Have you ever been in a situation where your company has to choose a new software vendor but there are too many choices and not enough time? Chances are you need an RFP process to help you out.
According to Gartner, a request for proposal (RFP) is both the process and documentation used to solicit bids for potential software solutions —in this case, content management systems, required by a company. An RFP typically outlines the requirements that vendors need to meet if they want to make a bid to your company.
RFPs cover the following processes and documentation:
Commercial terms and condition
Activities involved in the implementation
However, when it comes to sending an RFP to a CMS vendor, you have to be careful about what you ask for because of the amount of work required by both sides.

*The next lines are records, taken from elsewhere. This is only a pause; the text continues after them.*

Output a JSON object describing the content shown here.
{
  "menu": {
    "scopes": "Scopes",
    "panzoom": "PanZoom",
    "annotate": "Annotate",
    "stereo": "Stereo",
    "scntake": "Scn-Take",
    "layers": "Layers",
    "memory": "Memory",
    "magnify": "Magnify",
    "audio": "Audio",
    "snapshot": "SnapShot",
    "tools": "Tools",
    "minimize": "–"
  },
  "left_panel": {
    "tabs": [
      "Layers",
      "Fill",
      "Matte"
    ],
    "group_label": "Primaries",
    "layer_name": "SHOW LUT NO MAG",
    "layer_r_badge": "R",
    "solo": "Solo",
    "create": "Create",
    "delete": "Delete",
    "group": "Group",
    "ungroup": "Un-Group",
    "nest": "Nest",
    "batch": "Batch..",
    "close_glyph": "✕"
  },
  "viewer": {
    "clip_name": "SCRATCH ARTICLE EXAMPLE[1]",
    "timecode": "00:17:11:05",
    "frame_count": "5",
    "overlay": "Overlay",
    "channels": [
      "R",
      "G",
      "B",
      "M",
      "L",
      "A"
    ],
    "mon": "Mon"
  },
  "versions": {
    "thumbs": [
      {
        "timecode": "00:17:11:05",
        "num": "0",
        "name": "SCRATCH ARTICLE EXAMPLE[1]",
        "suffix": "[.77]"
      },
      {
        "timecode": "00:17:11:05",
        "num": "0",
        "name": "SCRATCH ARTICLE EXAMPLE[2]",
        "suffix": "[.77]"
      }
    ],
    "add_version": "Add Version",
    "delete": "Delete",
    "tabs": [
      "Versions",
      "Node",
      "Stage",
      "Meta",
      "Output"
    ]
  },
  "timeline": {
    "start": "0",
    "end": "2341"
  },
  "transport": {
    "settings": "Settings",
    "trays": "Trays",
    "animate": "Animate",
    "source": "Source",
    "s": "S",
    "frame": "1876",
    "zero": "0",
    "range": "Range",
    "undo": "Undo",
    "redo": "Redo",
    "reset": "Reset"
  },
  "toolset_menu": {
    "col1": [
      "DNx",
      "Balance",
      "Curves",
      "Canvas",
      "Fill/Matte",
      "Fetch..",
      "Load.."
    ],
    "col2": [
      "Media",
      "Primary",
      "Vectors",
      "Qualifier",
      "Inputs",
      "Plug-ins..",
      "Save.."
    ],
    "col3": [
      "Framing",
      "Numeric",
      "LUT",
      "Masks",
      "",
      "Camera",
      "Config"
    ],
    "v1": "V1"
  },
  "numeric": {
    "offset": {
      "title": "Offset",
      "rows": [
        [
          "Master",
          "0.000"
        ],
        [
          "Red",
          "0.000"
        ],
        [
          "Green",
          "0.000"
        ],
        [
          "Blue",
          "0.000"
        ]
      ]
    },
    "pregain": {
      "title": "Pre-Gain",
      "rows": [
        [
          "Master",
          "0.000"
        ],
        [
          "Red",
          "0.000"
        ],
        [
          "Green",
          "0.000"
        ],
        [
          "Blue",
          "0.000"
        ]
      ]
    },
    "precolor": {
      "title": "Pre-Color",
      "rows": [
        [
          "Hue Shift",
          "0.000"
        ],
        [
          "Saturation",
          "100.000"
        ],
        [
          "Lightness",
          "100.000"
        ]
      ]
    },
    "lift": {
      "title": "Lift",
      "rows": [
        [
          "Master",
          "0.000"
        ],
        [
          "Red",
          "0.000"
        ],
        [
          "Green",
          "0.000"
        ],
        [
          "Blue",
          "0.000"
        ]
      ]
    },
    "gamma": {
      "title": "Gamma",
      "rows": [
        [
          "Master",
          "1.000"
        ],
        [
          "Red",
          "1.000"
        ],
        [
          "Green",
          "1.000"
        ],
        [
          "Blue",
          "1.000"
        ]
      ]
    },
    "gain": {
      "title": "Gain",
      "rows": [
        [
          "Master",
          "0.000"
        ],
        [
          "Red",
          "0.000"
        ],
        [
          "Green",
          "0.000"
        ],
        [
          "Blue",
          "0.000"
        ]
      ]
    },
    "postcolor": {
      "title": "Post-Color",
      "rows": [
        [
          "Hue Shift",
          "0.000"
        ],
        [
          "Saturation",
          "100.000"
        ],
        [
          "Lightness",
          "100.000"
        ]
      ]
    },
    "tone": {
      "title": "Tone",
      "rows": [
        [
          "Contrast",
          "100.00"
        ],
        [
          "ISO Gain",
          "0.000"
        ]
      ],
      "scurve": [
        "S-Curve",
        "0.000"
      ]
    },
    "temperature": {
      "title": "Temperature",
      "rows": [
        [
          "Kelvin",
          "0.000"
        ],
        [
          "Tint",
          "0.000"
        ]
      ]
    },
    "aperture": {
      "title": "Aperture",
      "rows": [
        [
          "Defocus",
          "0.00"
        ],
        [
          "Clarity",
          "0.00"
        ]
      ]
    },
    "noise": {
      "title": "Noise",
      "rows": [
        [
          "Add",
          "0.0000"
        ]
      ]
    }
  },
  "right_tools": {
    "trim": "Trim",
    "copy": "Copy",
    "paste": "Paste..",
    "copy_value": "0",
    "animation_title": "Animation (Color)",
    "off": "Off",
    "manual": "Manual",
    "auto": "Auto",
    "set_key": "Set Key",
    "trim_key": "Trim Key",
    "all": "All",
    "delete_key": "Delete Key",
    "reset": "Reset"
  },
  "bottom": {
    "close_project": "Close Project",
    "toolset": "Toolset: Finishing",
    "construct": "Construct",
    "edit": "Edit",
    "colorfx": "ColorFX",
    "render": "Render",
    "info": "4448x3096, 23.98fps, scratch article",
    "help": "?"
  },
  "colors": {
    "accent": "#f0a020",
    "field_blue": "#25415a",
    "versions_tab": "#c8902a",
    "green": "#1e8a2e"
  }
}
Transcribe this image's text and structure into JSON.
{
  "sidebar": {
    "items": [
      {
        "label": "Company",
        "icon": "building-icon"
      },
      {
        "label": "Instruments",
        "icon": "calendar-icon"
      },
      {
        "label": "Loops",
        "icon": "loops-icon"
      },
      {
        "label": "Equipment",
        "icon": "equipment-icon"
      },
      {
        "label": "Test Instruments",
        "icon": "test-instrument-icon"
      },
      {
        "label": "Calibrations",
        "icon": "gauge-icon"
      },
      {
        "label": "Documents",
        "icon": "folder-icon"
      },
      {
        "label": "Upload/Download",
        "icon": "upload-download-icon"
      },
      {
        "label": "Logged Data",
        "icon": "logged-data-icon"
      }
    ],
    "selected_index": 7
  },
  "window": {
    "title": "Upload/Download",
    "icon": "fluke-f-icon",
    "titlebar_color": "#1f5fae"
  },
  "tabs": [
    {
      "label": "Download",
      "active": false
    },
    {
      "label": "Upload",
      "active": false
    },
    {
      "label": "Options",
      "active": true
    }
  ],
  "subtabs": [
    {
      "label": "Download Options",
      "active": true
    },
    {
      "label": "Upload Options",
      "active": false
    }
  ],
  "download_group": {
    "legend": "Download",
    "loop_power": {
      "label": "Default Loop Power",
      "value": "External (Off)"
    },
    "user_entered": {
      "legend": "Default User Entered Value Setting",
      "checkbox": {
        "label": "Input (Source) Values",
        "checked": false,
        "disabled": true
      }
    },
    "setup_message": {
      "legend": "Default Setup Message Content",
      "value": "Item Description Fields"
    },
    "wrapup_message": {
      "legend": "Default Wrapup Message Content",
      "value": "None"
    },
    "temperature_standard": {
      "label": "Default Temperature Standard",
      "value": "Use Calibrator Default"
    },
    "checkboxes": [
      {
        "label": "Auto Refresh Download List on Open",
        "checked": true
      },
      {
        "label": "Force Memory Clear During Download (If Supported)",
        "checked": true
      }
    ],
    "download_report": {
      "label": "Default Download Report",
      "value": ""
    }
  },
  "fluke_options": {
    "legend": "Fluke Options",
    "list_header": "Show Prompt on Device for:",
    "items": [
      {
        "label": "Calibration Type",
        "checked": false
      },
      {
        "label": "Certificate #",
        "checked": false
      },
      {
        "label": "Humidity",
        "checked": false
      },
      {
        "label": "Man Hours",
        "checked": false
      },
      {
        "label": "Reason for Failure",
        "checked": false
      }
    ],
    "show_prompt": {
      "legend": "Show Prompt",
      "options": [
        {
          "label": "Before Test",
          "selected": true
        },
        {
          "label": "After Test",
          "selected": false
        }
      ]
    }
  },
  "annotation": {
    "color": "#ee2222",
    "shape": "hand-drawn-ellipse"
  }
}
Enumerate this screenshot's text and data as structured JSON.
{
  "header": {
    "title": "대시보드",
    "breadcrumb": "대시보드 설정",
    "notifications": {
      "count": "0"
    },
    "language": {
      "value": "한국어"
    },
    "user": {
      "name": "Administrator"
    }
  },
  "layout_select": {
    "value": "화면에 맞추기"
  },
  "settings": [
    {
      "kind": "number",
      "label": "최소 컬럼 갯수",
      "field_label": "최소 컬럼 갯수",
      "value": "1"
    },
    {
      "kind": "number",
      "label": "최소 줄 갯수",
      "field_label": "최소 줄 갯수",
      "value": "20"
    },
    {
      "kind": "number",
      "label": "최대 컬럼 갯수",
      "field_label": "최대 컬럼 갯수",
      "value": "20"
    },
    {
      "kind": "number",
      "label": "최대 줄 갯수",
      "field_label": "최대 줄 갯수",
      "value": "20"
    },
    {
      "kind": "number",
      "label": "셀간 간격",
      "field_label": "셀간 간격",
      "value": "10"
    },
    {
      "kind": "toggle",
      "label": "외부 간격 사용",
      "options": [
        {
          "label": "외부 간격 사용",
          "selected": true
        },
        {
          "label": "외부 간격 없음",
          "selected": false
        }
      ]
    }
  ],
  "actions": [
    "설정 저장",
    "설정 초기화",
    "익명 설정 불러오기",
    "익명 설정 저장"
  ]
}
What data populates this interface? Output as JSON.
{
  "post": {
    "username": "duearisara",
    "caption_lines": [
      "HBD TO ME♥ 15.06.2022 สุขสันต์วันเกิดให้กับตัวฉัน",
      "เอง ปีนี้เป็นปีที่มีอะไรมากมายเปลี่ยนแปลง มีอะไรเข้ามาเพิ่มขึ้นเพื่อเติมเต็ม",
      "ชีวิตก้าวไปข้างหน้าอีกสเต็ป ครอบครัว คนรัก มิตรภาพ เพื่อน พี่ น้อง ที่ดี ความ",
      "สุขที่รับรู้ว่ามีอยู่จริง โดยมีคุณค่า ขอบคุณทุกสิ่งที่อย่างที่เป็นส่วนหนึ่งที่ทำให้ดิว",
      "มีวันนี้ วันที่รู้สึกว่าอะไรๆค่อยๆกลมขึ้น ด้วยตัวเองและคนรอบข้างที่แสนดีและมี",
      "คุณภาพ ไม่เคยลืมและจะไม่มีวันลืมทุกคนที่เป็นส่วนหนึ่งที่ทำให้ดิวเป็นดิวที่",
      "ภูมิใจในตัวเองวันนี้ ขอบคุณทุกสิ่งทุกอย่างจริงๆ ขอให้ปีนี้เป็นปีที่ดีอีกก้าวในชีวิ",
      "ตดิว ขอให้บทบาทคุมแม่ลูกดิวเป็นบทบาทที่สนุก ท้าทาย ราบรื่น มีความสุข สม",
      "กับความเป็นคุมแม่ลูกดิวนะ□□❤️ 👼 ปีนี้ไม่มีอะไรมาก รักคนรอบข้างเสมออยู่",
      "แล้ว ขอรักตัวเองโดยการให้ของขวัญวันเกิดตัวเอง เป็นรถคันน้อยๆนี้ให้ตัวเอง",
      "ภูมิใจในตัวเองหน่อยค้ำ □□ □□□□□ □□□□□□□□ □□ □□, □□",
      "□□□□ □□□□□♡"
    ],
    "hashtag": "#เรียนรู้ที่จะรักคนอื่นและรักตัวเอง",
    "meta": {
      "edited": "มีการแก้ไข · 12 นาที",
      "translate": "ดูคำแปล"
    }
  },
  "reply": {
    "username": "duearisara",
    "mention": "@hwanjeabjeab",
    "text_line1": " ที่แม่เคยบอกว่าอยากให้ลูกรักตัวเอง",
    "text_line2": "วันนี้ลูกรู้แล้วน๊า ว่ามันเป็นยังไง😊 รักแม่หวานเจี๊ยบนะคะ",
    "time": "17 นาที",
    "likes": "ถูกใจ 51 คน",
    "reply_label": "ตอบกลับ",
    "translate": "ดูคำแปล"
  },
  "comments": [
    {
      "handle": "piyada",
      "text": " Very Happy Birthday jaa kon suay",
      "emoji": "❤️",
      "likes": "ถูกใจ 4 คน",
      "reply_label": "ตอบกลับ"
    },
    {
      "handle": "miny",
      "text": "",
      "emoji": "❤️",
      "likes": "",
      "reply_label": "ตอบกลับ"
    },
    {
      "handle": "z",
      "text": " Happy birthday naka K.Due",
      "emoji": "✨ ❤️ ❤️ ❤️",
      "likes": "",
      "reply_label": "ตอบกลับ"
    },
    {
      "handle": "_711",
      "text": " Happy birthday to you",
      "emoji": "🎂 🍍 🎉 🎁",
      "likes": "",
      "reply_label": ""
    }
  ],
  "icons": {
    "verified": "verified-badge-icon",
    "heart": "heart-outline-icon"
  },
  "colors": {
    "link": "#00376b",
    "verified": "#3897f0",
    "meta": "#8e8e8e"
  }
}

That’s why we’ve prepared a CMS RFP template that will help you expedite the process and keep everyone in the loop, about both what you need, and what the vendor can deliver.
This article provides a template you can use when crafting your own RFP for content management systems.
First Steps Before Choosing A CMS
The RFP template is designed to help companies quickly identify the vendors that meet their needs. It includes a list of questions and evaluation criteria for all parts of the project so it’s quick and easy to compare vendors on an even playing field.
Requests for proposals are always accompanied by detailed project descriptions. Your questions need to include background information about your company and your processes because if you don’t, you risk selecting the wrong CMS solution for your company.
Before picking a CMS vendor, take the following questions into consideration:
What are you trying to accomplish? Understanding your goals, your needs, your current pain points and your own roadmap is a must before you even start drafting RFPs and sending them to a potential vendor. You need to take your business requirements and your technology needs into account before you select a CMS.
How do your roadmaps align? The right CMS can help your company solve issues and grow. Each CMS vendor has its own roadmap they are following. Maybe CMS X has great things to offer right now but they don’t plan to offer specific funcionality you plan to need in the future.
What are some specific requirements? Before you send your RFPs out and have to sift through multiple detailed vendor proposals, you need to have your specific requirements ready. Make a list of the functionalities and features you need, those that would be nice to have, and then focus on the CMS solutions that have those.
How much time are you willing to spend evaluating proposals and making a decision? Having a set RFP timeline with a period of time in which you need to make your decision is a good idea if you want to move forward quickly but orderly. For instance, if you want to start implementing the new CMS in the next six months, it helps to let the vendor and an implementation partner know at the beginning of the process.
Proof-of-Concept: Any vendor can deliver a shiny demo. To really know if CMS is going to work for your company, you need to be able to try it. Having access to a sandbox and being able to build out the most business-critical use cases can give you instant insight.
RFP Template for CMS
Creating an RFP involves looking deeply into your company processes and your plans for growth. Make sure you’ve assessed every aspect of your company to help you identify how your potential vendor and the CMS will help you achieve those goals. Once you’ve done that, you will have gained knowledge about your company and can advance towards the actual RFP.
The best RFP is the one that helps both you and your CMS vendor assess each other’s needs, capabilities, and potential. Here’s an RFP template you can use to find the perfect CMS vendor for your project.
Download RFP Template
What Is Your Company Looking for from A Potential Vendor?
Explain exactly what you’re looking for in the potential CMS vendors. Be colloquial and explain what kind of CMS solution you’re looking for and what you expect from the vendor, customer support, and every other stakeholder involved.
To help narrow down the right CMS solution for you, ask them to answer a list of 3-5 thought-provoking questions or scenarios related to your everyday operations to ensure you’re not receiving canned responses from the vendors.
Plus, those answers might give you an idea of how your prospective vendor works and how its company sees and solves issues.
Shortlisting Potential CMS Vendors
Once you’ve sent your RFP to potential vendors, you might want to create a list of each vendor that has caught your attention. Think about how every platform meets your business requirements and how striking a partnership with a particular vendor might end up affecting your performance and your business outcomes.
Another important thing worth considering is that while it might be tempting to send RFPs to every CMS vendor available, keep in mind that reviewing each request for information needs to be a thorough process, you don’t want to skim and speed just because there is so much information to absorb.
Rather, pre-vet certain vendors based on previous research and keep the list under ten companies or less. Also, don’t select only the most prominent companies; consider both small and larges CMSs as long as they display the capabilities you need.
Remember: the goal of a CMS RFP template is to narrow down your choices and evaluate the candidates that best align with your business objectives. After your initial RFPs, you should have a list of at least three CMSs with whom you can continue conversations with.
Download RFP Template